Here's what you need to know about this scandal and its implications for everyday Web users:

What is the Tor Project?

The Tor Project developed technology that is used by journalists, activists and everyday users living under repressive regimes to evade online censorship — as well as by ordinary people who want to keep their location and online browsing habits private. The activist organization is one of the key actors in the privacy world and relies on a small staff and a much larger community of volunteers to develop its tools and keep them running.

Who is Jacob Appelbaum?

Appelbaum was a Tor Project employee and among the most outspoken advocates for the organization. He was also one of the highest-profile online privacy activists in the world. Appelbaum, who lives in Berlin, helped German Magazine Der Spiegel report on National Security Agency leaks and is the only American member of WikiLeaks.

Last year, unsealed court documents showed that the U.S. government spied on his Gmail account as part of its investigation into WikiLeaks, and fought Google's efforts to tell Appelbaum about the surveillance.

So what happened?

In early June, a site launched that featured anonymous testimonials accusing Appelbaum of engaging in inappropriate behavior, including sexual assault. Appelbaum resigned from the Tor Project shortly before the site — — went public, but also released a statement denying the allegations and calling the site a "calculated and targeted attack" designed to "spread vicious and spurious allegations" against him.

Eventually two women— Isis Agora Lovecruft and Alison Macrina — stepped forward as authors of two of the posts. Another group of other women, including journalists and activists, posted a statement supporting Appelbaum online at around the same time.

How did the Tor Project react?

The Tor Project hired an outside investigator to look into the allegations. The Project also replaced its entire board of directors after reports surfaced that many of them were aware of the allegations before went live.

The organization's seven week investigation essentially confirmed the allegations against Appelbaum — and also "identified two additional people as having engaged in inappropriate conduct" who are no longer involved with the Tor Project, the organization's blog post said.

Appelbaum did not immediately respond to a Post request for comment on the Tor Project's investigation.

In the aftermath of the scandal, the Tor Project created a number of new policies and practices, including an anti-harassment policy and a procedure for submitting complaints, according to the blog post, though the details were not spelled out.

"I believe these new policies and practices will make the Tor Project and the Tor community significantly healthier and stronger," Steele wrote.

Why does this matter for the broader privacy community — and everyday users? 

The controversy over Appelbaum shows how many of the gender problems in the tech community at-large may also be at play in the more close-knit online privacy world. And the Tor Project's perceived delay in responding to the allegations against him, which the organization said had long been a subject of rumors, could cool the fervor of volunteers that help develop and maintain Tor Project's software.

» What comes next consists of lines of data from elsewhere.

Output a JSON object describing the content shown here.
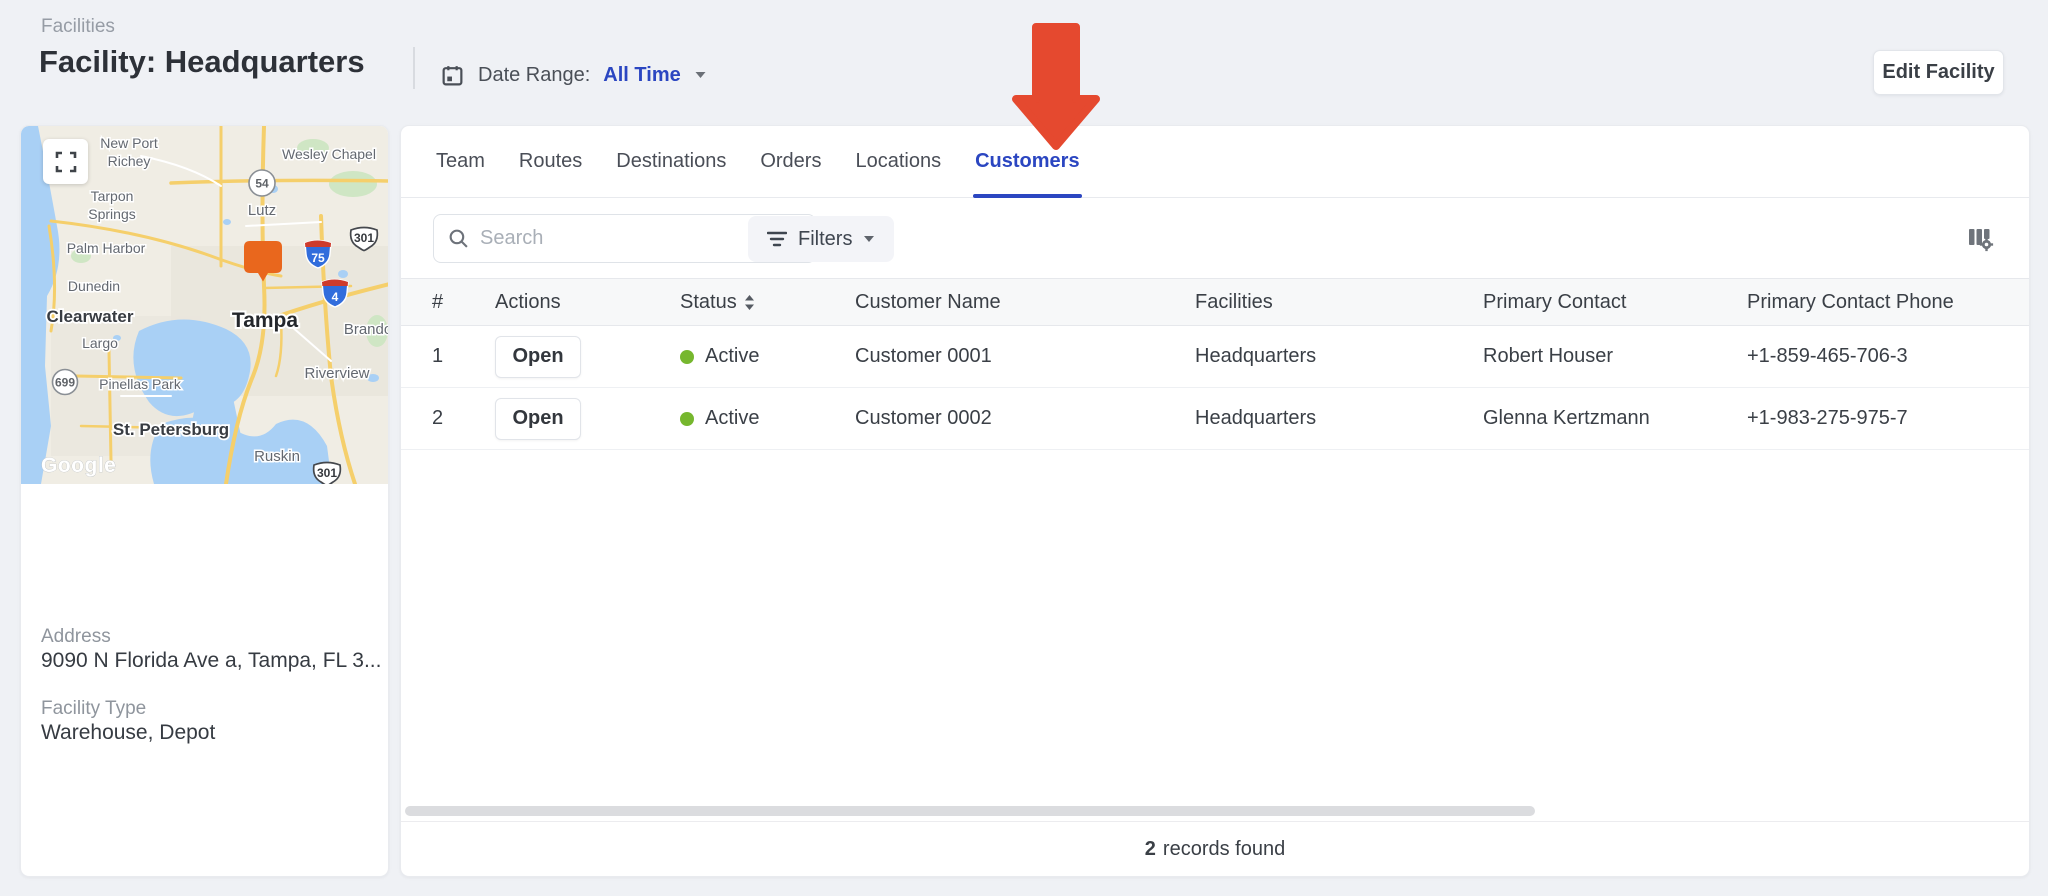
{
  "breadcrumb": "Facilities",
  "page_title": "Facility: Headquarters",
  "date_range": {
    "label": "Date Range:",
    "value": "All Time"
  },
  "edit_button": "Edit Facility",
  "tabs": [
    {
      "label": "Team"
    },
    {
      "label": "Routes"
    },
    {
      "label": "Destinations"
    },
    {
      "label": "Orders"
    },
    {
      "label": "Locations"
    },
    {
      "label": "Customers"
    }
  ],
  "active_tab": "Customers",
  "toolbar": {
    "search_placeholder": "Search",
    "filters_label": "Filters"
  },
  "table": {
    "columns": [
      "#",
      "Actions",
      "Status",
      "Customer Name",
      "Facilities",
      "Primary Contact",
      "Primary Contact Phone"
    ],
    "rows": [
      {
        "index": "1",
        "action": "Open",
        "status": "Active",
        "customer_name": "Customer 0001",
        "facilities": "Headquarters",
        "primary_contact": "Robert Houser",
        "primary_contact_phone": "+1-859-465-706-3"
      },
      {
        "index": "2",
        "action": "Open",
        "status": "Active",
        "customer_name": "Customer 0002",
        "facilities": "Headquarters",
        "primary_contact": "Glenna Kertzmann",
        "primary_contact_phone": "+1-983-275-975-7"
      }
    ]
  },
  "footer": {
    "count": "2",
    "label": "records found"
  },
  "facility_info": {
    "address_label": "Address",
    "address_value": "9090 N Florida Ave a, Tampa, FL 3...",
    "type_label": "Facility Type",
    "type_value": "Warehouse, Depot"
  },
  "map": {
    "attribution": "Google",
    "labels": {
      "new_port": "New Port",
      "richey": "Richey",
      "wesley_chapel": "Wesley Chapel",
      "tarpon": "Tarpon",
      "springs": "Springs",
      "lutz": "Lutz",
      "palm_harbor": "Palm Harbor",
      "dunedin": "Dunedin",
      "clearwater": "Clearwater",
      "largo": "Largo",
      "pinellas_park": "Pinellas Park",
      "st_petersburg": "St. Petersburg",
      "tampa": "Tampa",
      "brandon": "Brando",
      "riverview": "Riverview",
      "ruskin": "Ruskin"
    },
    "shields": {
      "sr54": "54",
      "sr699": "699",
      "us301_north": "301",
      "us301_south": "301",
      "i75": "75",
      "i4": "4"
    }
  },
  "colors": {
    "accent_blue": "#2b46c1",
    "status_green": "#76b72e",
    "arrow_red": "#e5492f",
    "marker_orange": "#e9671d"
  }
}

The latest steps to address harassment at the Tor Project may keep disenchanted volunteers on board. But if not, Tor's signature products might not get the same level of support they've enjoyed in the past — leaving the tools, and the people who rely on them, more vulnerable.